Schilling seemed pretty down hearted about the whole ordeal. Because he is a professional athlete and has fought against much adversity, he is trying to be optimistic and mentally get behind what the Sox want him to do. He realizes the mental aspect, the attitude, is almost just as important as the physical work. However, all the positive thoughts in the world will not fix his shoulder. He seems to be facing the fact that realistically, he could never pitch again. While he seems depressed about the possibility of that happening, he also seems to have accepted it. "It is what it is," he told reporters.

I think Schilling might be done. He sure is talking like he’s done. I wish he had just let last year be it and at least gone out in a blaze of glory. The interesting question is, if he does have end up having surgery sometime within the next couple of months, will he be able to pitch again this season? If not, will he try to pitch again next season, and if so, with what team? I have a hard time seeing Theo sign him again after this mess, but I can almost bet some team would take a chance, most likely in the National League.

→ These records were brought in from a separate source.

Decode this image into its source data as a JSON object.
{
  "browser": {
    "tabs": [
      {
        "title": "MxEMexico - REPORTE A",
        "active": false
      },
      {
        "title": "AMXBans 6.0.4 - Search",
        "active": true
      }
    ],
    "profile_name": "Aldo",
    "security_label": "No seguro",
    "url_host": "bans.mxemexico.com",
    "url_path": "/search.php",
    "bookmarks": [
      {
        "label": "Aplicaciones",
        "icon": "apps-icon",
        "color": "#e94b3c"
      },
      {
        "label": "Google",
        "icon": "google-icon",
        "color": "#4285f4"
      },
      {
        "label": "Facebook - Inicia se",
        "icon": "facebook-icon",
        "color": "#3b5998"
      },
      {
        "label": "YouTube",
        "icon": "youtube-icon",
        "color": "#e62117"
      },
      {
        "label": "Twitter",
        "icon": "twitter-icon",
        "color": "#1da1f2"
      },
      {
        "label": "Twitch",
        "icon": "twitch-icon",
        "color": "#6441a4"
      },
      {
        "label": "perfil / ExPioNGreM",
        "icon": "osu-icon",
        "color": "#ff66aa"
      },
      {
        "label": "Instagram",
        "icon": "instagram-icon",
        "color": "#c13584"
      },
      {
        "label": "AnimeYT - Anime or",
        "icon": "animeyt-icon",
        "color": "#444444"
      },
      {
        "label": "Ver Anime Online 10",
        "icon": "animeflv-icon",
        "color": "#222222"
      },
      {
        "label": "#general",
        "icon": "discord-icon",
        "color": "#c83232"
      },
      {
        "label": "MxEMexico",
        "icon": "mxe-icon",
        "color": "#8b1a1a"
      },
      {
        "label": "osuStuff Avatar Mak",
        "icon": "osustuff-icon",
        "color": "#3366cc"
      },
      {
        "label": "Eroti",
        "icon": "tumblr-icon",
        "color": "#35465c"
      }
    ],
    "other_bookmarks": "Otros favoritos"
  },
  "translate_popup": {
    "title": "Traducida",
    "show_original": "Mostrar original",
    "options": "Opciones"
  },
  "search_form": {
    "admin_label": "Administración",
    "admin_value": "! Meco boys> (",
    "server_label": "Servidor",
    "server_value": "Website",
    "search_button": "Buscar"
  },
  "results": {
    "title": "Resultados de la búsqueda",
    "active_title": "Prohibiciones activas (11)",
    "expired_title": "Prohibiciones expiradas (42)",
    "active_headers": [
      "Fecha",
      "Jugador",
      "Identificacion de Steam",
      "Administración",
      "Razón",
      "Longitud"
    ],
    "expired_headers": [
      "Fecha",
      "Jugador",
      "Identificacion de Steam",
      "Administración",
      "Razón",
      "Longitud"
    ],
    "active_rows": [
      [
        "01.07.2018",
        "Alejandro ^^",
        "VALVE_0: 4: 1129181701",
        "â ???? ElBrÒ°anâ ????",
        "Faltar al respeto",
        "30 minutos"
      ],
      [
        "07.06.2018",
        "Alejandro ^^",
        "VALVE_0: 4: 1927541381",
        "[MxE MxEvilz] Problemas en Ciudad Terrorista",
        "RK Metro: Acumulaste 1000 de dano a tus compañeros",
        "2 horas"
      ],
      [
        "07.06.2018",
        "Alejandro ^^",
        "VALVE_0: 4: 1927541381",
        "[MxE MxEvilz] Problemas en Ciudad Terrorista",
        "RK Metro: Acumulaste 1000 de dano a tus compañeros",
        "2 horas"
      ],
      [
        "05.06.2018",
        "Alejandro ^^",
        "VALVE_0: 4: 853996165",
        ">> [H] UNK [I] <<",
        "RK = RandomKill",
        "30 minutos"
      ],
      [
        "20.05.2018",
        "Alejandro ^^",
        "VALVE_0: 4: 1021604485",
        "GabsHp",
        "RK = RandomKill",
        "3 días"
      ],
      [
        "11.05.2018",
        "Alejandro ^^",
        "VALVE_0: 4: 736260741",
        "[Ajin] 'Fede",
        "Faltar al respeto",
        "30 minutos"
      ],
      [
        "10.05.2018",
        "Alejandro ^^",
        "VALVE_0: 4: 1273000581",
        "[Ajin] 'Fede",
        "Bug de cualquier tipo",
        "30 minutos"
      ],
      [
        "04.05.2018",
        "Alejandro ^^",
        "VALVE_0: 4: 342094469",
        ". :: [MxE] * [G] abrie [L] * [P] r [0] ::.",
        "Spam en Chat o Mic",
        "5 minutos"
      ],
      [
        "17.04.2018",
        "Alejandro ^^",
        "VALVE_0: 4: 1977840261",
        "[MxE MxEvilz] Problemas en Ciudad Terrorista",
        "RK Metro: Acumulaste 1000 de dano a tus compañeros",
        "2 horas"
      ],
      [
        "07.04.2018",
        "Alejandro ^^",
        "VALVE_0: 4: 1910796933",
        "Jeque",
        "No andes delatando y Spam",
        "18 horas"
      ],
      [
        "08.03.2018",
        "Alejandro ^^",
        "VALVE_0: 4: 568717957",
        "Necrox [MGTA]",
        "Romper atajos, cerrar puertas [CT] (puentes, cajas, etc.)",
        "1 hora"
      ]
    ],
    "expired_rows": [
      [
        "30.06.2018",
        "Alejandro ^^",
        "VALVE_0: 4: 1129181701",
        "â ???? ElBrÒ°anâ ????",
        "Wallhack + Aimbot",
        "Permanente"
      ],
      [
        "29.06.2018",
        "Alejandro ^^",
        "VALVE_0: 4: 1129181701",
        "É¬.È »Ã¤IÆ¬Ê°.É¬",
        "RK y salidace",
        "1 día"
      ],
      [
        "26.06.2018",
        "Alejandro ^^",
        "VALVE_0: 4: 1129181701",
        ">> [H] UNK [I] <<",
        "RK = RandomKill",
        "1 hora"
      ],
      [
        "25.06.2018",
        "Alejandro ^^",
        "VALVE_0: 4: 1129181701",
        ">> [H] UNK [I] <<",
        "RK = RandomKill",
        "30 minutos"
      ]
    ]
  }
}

Eric Gagne apologized to his teammates today about his name on the Mitchell Report in a publicly issued statement. His teammates are right there at Spring Training; don’t know why he had to issue the statement publicly, but I digress. In his statement, Gagne said, "[My name on the Mitchell Report], that’s a distraction that shouldn’t be taking place. I’m just here to help the Milwaukee Brewers get to the World Series and playoffs, and that’s all I really care about." Hmmm. Who really thinks that will happen, especially if he’s anchoring the bullpen?